When light strikes matter, a part of it is absorbed into the matter and is transformed into heat energy. If the matter is a transparent material, the light is transmitted through and exits to the outer side of the material.
If the surface of the material is smooth, the light bounces off or reflects off the surface, but if the surface is irregular, it scatters in different directions. Light from the sun reaches the earth after travelling through space, it scatters when striking the various particles and molecules in the atmosphere. Some of this light returns to outer space, where it came from, and the remainder of the light reaches the surface of the earth after travelling through the atmosphere.
The level of scattering of light depends on its wavelength, and of the lights that our eyes can see, blue light is more intensely dispersed or scattered. This is why the sky appears blue to our eyes during the day.
Meanwhile, during sunrise and sunset, the sky can appear orange, pink, or red to our eyes. This is because when the position of the sun is lower, the distance that the light travels through the atmosphere becomes even longer, and the blue light scatters and weakens. And the remaining red or orange light reaches our eyes.
When there is a lake or pond between our eyes and a mountain, the light arriving there from the mountain ‘reflects’ off the surface of the lake or pond. If the surface is calm with no wind and also flat and smooth such as on level surfaces with no irregularities like mirrors and glass, then the angle of the incident light (angle of incidence) and the angle of the light bouncing off the surface (angle of reflection) are equal to each other. This is referred to as specular reflection or mirror reflection.
On the other hand, if the surface is rough or irregular, then the direction of the reflected light varies depending on the position on the surface, resulting in a distorted image of the mountain reflecting on the surface of the water.
Refraction occurs when light travels at different speeds in a different matter, So the light scatters.
Light moves in various directions, so the light waves are constantly striking each other. The phenomenon that occurs when light waves collide with each other is called “interference.” The light from the sun is called a white light beam, but it actually is a mixture of different coloured lights which appear white to our eyes. Using a prism to separate the white light beam allows us to see the various colours of light. This phenomenon is called the “dispersion” of light. In the natural world, water droplets act like a prism then they remain in the air after the rain.
Digital art by: Aishath Malaak Binthi Mahmoodh
In conclusion, light has many unique and important properties. Without light, we wouldn't be able to see. And light has really made an advance in technology.
Nature of light-the physics Hypertext book: https://physics.info/light/#:~:text=Light%20is%20a%20transverse%2C%20electromagnetic,can%20travel%20through%20a%20vacuum.

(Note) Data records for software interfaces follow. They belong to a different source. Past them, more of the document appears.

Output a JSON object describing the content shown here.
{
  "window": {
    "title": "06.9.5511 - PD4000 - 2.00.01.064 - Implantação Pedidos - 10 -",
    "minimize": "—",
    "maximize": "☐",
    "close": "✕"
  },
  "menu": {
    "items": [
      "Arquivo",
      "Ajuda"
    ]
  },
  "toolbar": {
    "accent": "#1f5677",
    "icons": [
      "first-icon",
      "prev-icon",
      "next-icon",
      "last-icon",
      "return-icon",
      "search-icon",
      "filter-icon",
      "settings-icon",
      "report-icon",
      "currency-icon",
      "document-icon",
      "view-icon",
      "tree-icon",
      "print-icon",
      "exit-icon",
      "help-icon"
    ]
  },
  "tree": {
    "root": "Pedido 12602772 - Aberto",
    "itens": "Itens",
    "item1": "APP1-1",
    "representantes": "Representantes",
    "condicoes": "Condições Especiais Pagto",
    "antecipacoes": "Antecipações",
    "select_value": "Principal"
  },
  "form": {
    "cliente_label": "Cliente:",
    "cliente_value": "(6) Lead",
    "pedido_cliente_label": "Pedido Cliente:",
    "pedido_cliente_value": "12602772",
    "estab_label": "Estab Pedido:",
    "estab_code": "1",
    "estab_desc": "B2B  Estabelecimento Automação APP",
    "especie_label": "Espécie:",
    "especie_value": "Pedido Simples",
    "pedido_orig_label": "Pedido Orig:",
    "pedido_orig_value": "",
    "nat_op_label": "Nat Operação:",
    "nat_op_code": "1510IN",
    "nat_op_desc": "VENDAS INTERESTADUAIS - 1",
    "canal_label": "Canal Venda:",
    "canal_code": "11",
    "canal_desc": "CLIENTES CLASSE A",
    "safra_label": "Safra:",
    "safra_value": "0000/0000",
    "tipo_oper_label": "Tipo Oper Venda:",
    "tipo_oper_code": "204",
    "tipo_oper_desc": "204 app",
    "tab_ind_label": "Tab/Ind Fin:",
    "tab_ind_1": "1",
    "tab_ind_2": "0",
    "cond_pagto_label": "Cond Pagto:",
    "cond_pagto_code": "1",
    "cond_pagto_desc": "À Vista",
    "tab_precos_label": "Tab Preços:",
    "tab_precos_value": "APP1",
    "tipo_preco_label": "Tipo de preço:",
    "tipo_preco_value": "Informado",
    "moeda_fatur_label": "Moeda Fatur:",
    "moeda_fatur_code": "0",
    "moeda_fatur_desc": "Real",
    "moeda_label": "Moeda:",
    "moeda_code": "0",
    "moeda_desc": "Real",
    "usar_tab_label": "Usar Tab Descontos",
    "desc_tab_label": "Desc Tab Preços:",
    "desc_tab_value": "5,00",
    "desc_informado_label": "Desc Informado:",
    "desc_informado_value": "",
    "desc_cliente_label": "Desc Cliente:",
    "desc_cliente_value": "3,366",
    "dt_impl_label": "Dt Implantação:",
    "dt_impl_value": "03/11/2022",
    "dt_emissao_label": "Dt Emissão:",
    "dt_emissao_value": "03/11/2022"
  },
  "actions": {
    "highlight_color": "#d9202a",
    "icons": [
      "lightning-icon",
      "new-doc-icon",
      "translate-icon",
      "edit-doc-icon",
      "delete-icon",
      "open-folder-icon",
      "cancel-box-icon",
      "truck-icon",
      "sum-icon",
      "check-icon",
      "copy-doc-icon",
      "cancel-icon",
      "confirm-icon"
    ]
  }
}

Aishath Malaak Binthi Mahmoodh was born in 2009 in Maldives. She loves to do research on topics that interest her. She is also great at animating and art, both digital and drawn on paper. At school, she has participated in many activities and competitions, such as Athletics, Robotics, science fairs and a school concert. Apart from drawing, she also loves sports such as skating and football.
Cite this article as:
Aishath Malaak Binthi Mahmoodh, Nature Of Light, theCircle Composition, Volume 2, (2022).thecirclecomposition.org/nature-of-light-2/